Played by the incredibly talented Gary Oldman, (the Dark Knight series, Harry Potter series) Winston Churchill must’ve been a difficult character to capture. Besides the body shape and thick British accent, Oldman was also met by the challenge of generally depicting the unique personality and attitude of this famous leader. Oldman doesn’t let us down for a second in his performance, and it’s fantastic just how he much he came across as this blunt, wise, cigar smoking inspiration.

Oldman’s dynamics with others characters holds up just as well: he has us giggling at the relationship between Churchill and his wife, played by Kristin Scott Thomas, and smiling and at the edge of our seats with his friendship with Churchill’s typist, played by Lily James. Never for a moment are we taken out of the narrative in terms of how these characters played off of each other. Each instance was evocative, sincere and kept us immersed in the story.

The film itself it packs in an enormous amount of emotion in every scene. From Oldman’s representation of Churchill’s quirky jokes and sarcasm, to the devastations of war and loss, to the inspirational words that flow from Oldman’s lips as he sinks deeper and deeper into the uncanny portrayal of Churchill.
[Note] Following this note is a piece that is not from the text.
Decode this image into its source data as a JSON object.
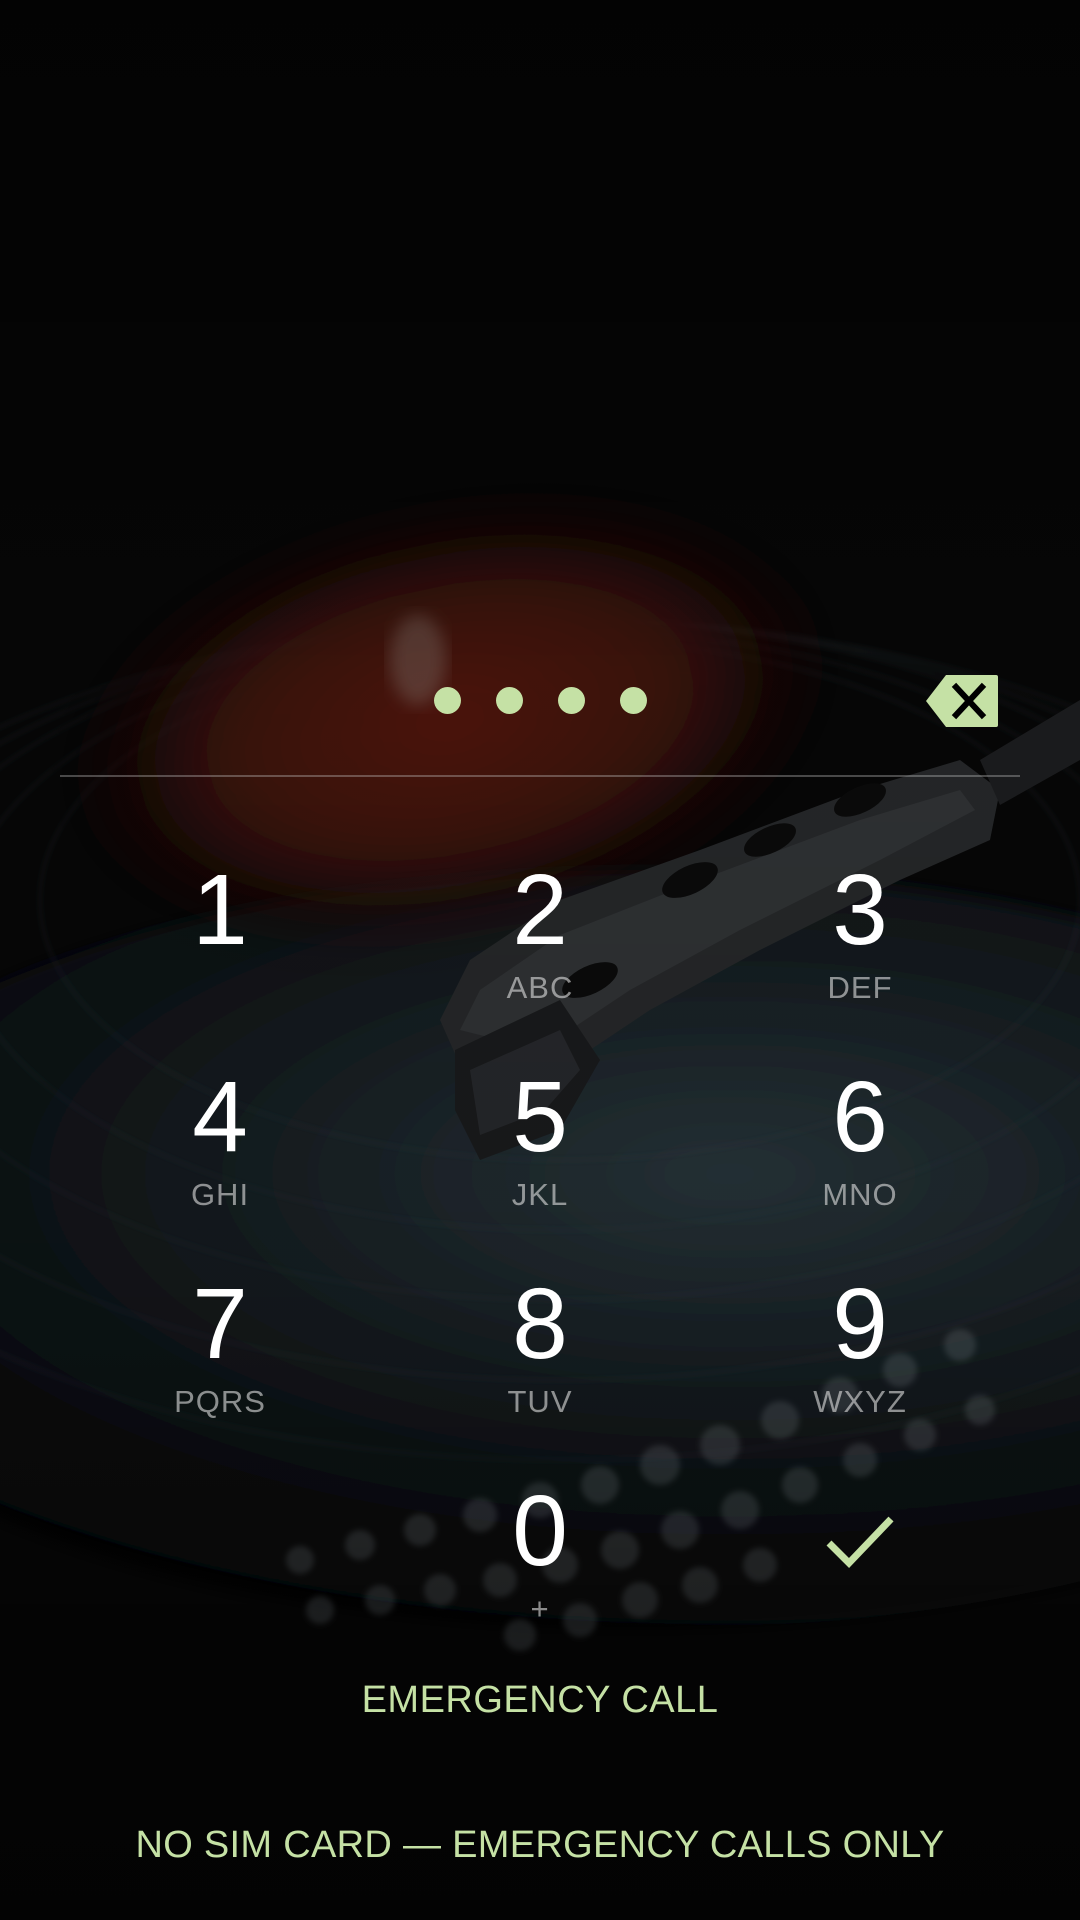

What I found to be one of the most magnificent qualities in this film was the gorgeous cinematography. French cinematographer Bruno delbonnel (also know for Dark Shadows, Miss Peregrine's Home for Peculiar Children, and Harry Potter and the Half Blood Prince) really outdoes himself here. From unique, dynamic angles that treat our eyes, to wider shots that put us in awe of the moment, this film is beautifully shot through and through.

The film takes place in what can be seen as Churchill’s rise to fame, in early 1940 when he became prime minister and proved to be a great help in saving the soldiers at the battle of Dunkirk. Seeing this film after seeing Christopher Nolan’s recent work titled Dunkirk, (which tells the story of the battle from the soldiers’ perspective), was quite interesting. These two films, together, tell the full story of Dunkirk, one from the frontline perspective, the other from a more behind the scenes perspective of the efforts made to save these men. Watching the two back to back would possibly make for a fantastic full narrative of this World War II battle.
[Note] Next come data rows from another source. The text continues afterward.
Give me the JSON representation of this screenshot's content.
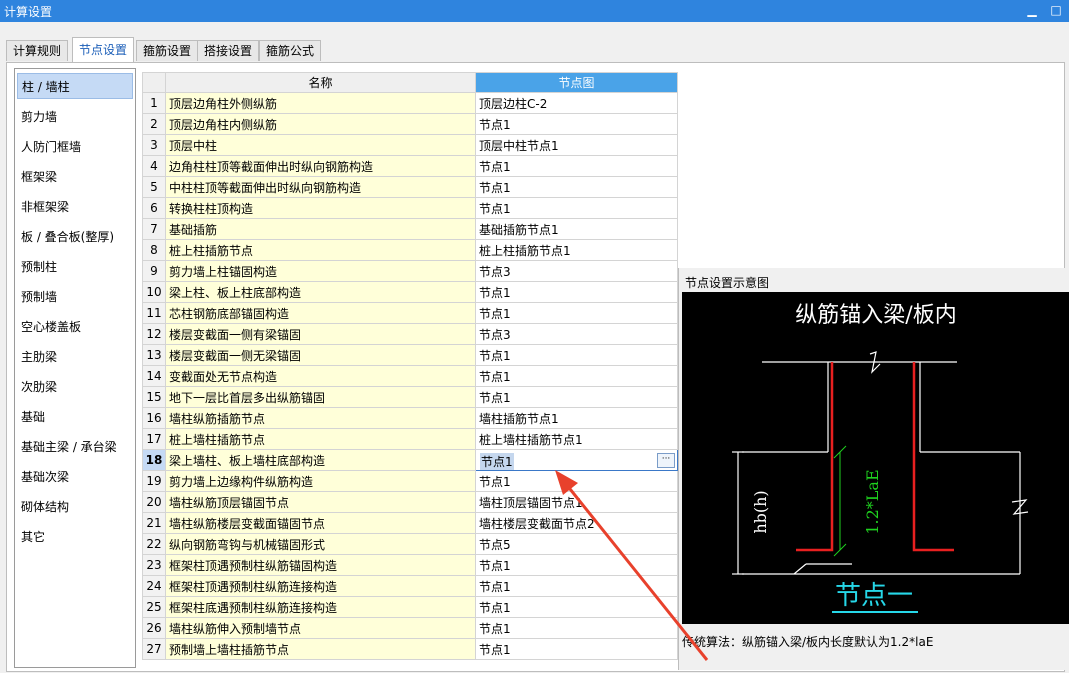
{
  "window": {
    "title": "计算设置",
    "minimize": "▁",
    "maximize": "□"
  },
  "tabs": [
    {
      "label": "计算规则",
      "active": false
    },
    {
      "label": "节点设置",
      "active": true
    },
    {
      "label": "箍筋设置",
      "active": false
    },
    {
      "label": "搭接设置",
      "active": false
    },
    {
      "label": "箍筋公式",
      "active": false
    }
  ],
  "sidebar": {
    "items": [
      {
        "label": "柱 / 墙柱",
        "active": true
      },
      {
        "label": "剪力墙"
      },
      {
        "label": "人防门框墙"
      },
      {
        "label": "框架梁"
      },
      {
        "label": "非框架梁"
      },
      {
        "label": "板 / 叠合板(整厚)"
      },
      {
        "label": "预制柱"
      },
      {
        "label": "预制墙"
      },
      {
        "label": "空心楼盖板"
      },
      {
        "label": "主肋梁"
      },
      {
        "label": "次肋梁"
      },
      {
        "label": "基础"
      },
      {
        "label": "基础主梁 / 承台梁"
      },
      {
        "label": "基础次梁"
      },
      {
        "label": "砌体结构"
      },
      {
        "label": "其它"
      }
    ]
  },
  "table": {
    "headers": {
      "name": "名称",
      "node": "节点图"
    },
    "selected_row": 18,
    "rows": [
      {
        "idx": "1",
        "name": "顶层边角柱外侧纵筋",
        "value": "顶层边柱C-2"
      },
      {
        "idx": "2",
        "name": "顶层边角柱内侧纵筋",
        "value": "节点1"
      },
      {
        "idx": "3",
        "name": "顶层中柱",
        "value": "顶层中柱节点1"
      },
      {
        "idx": "4",
        "name": "边角柱柱顶等截面伸出时纵向钢筋构造",
        "value": "节点1"
      },
      {
        "idx": "5",
        "name": "中柱柱顶等截面伸出时纵向钢筋构造",
        "value": "节点1"
      },
      {
        "idx": "6",
        "name": "转换柱柱顶构造",
        "value": "节点1"
      },
      {
        "idx": "7",
        "name": "基础插筋",
        "value": "基础插筋节点1"
      },
      {
        "idx": "8",
        "name": "桩上柱插筋节点",
        "value": "桩上柱插筋节点1"
      },
      {
        "idx": "9",
        "name": "剪力墙上柱锚固构造",
        "value": "节点3"
      },
      {
        "idx": "10",
        "name": "梁上柱、板上柱底部构造",
        "value": "节点1"
      },
      {
        "idx": "11",
        "name": "芯柱钢筋底部锚固构造",
        "value": "节点1"
      },
      {
        "idx": "12",
        "name": "楼层变截面一侧有梁锚固",
        "value": "节点3"
      },
      {
        "idx": "13",
        "name": "楼层变截面一侧无梁锚固",
        "value": "节点1"
      },
      {
        "idx": "14",
        "name": "变截面处无节点构造",
        "value": "节点1"
      },
      {
        "idx": "15",
        "name": "地下一层比首层多出纵筋锚固",
        "value": "节点1"
      },
      {
        "idx": "16",
        "name": "墙柱纵筋插筋节点",
        "value": "墙柱插筋节点1"
      },
      {
        "idx": "17",
        "name": "桩上墙柱插筋节点",
        "value": "桩上墙柱插筋节点1"
      },
      {
        "idx": "18",
        "name": "梁上墙柱、板上墙柱底部构造",
        "value": "节点1"
      },
      {
        "idx": "19",
        "name": "剪力墙上边缘构件纵筋构造",
        "value": "节点1"
      },
      {
        "idx": "20",
        "name": "墙柱纵筋顶层锚固节点",
        "value": "墙柱顶层锚固节点1"
      },
      {
        "idx": "21",
        "name": "墙柱纵筋楼层变截面锚固节点",
        "value": "墙柱楼层变截面节点2"
      },
      {
        "idx": "22",
        "name": "纵向钢筋弯钩与机械锚固形式",
        "value": "节点5"
      },
      {
        "idx": "23",
        "name": "框架柱顶遇预制柱纵筋锚固构造",
        "value": "节点1"
      },
      {
        "idx": "24",
        "name": "框架柱顶遇预制柱纵筋连接构造",
        "value": "节点1"
      },
      {
        "idx": "25",
        "name": "框架柱底遇预制柱纵筋连接构造",
        "value": "节点1"
      },
      {
        "idx": "26",
        "name": "墙柱纵筋伸入预制墙节点",
        "value": "节点1"
      },
      {
        "idx": "27",
        "name": "预制墙上墙柱插筋节点",
        "value": "节点1"
      }
    ]
  },
  "preview": {
    "title": "节点设置示意图",
    "diagram_title": "纵筋锚入梁/板内",
    "dim_label_left": "hb(h)",
    "dim_label_right": "1.2*LaE",
    "node_label": "节点一",
    "note": "传统算法：纵筋锚入梁/板内长度默认为1.2*laE",
    "colors": {
      "background": "#000000",
      "white_lines": "#ffffff",
      "rebar": "#e82020",
      "dim_green": "#1fd11f",
      "node_label": "#26d7e8"
    }
  },
  "annotation": {
    "arrow_color": "#e8412c"
  }
}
If you’re a war movie buff, love Gary Oldman or just are curious about this beautiful piece of work, I would strongly suggest seeing this film if you haven't already.